Lines in the entries below where the word "started" shows up should each be copied.

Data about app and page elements
--------------------------------------------------
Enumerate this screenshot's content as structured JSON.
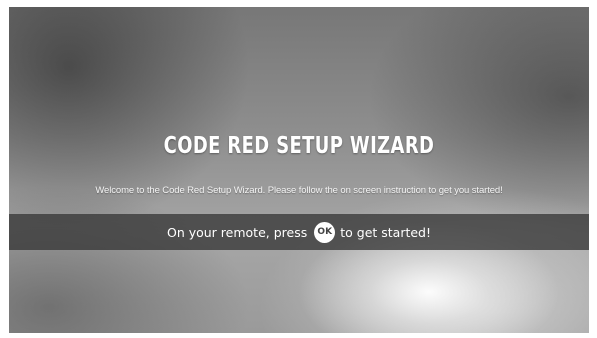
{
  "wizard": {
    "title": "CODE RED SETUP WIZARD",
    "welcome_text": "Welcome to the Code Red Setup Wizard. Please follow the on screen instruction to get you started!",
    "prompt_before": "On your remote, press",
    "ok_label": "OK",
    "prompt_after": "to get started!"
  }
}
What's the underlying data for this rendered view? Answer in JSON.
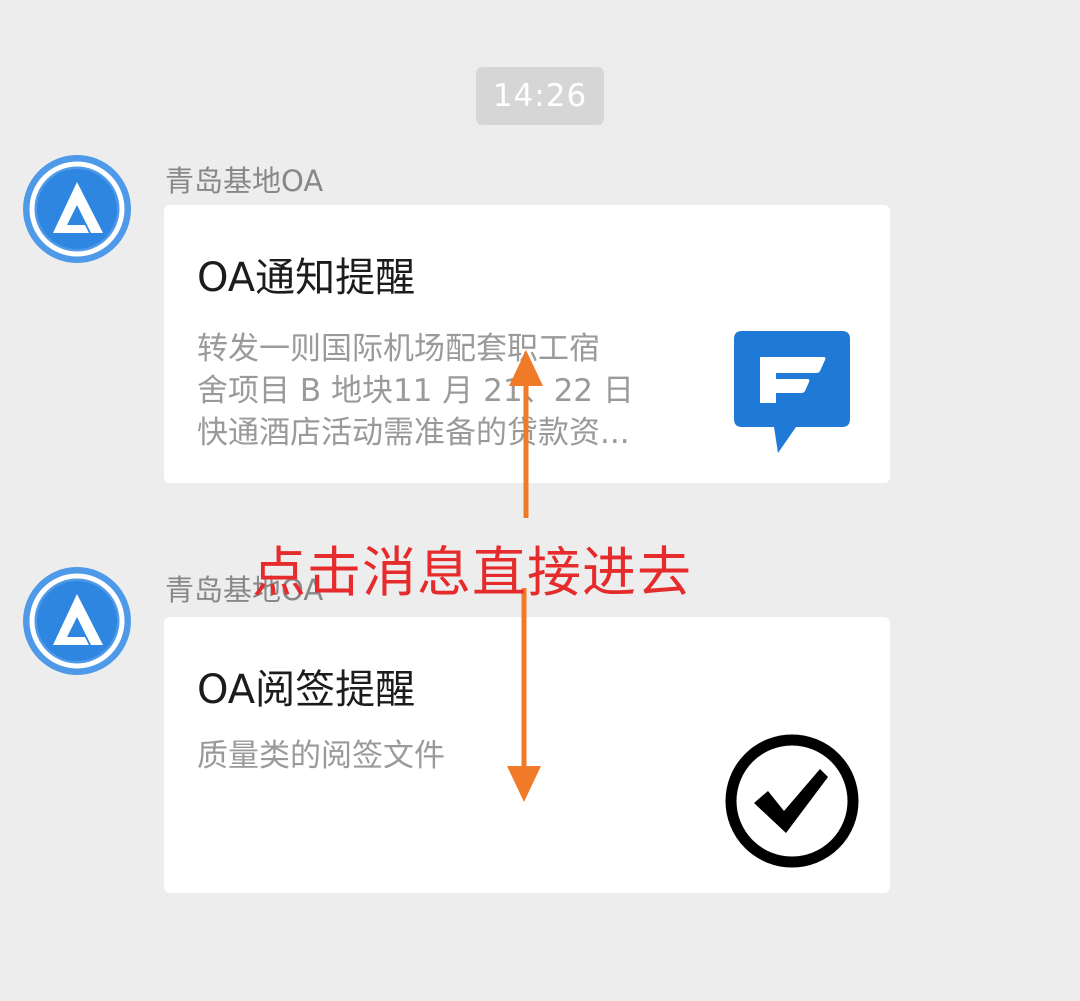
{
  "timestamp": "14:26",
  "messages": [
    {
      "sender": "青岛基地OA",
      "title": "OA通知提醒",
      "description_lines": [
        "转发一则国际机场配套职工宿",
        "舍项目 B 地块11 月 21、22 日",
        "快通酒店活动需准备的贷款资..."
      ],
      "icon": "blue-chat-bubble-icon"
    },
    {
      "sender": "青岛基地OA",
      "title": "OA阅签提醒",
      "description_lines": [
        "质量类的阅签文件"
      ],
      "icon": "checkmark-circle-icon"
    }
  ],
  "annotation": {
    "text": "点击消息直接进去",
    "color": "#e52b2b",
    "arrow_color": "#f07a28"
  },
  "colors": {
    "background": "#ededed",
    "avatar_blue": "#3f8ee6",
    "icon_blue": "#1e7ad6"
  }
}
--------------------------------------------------
> RESPONSE TO THE TASK
    "welcome_text": "Welcome to the Code Red Setup Wizard. Please follow the on screen instruction to get you started!",
    "prompt_after": "to get started!"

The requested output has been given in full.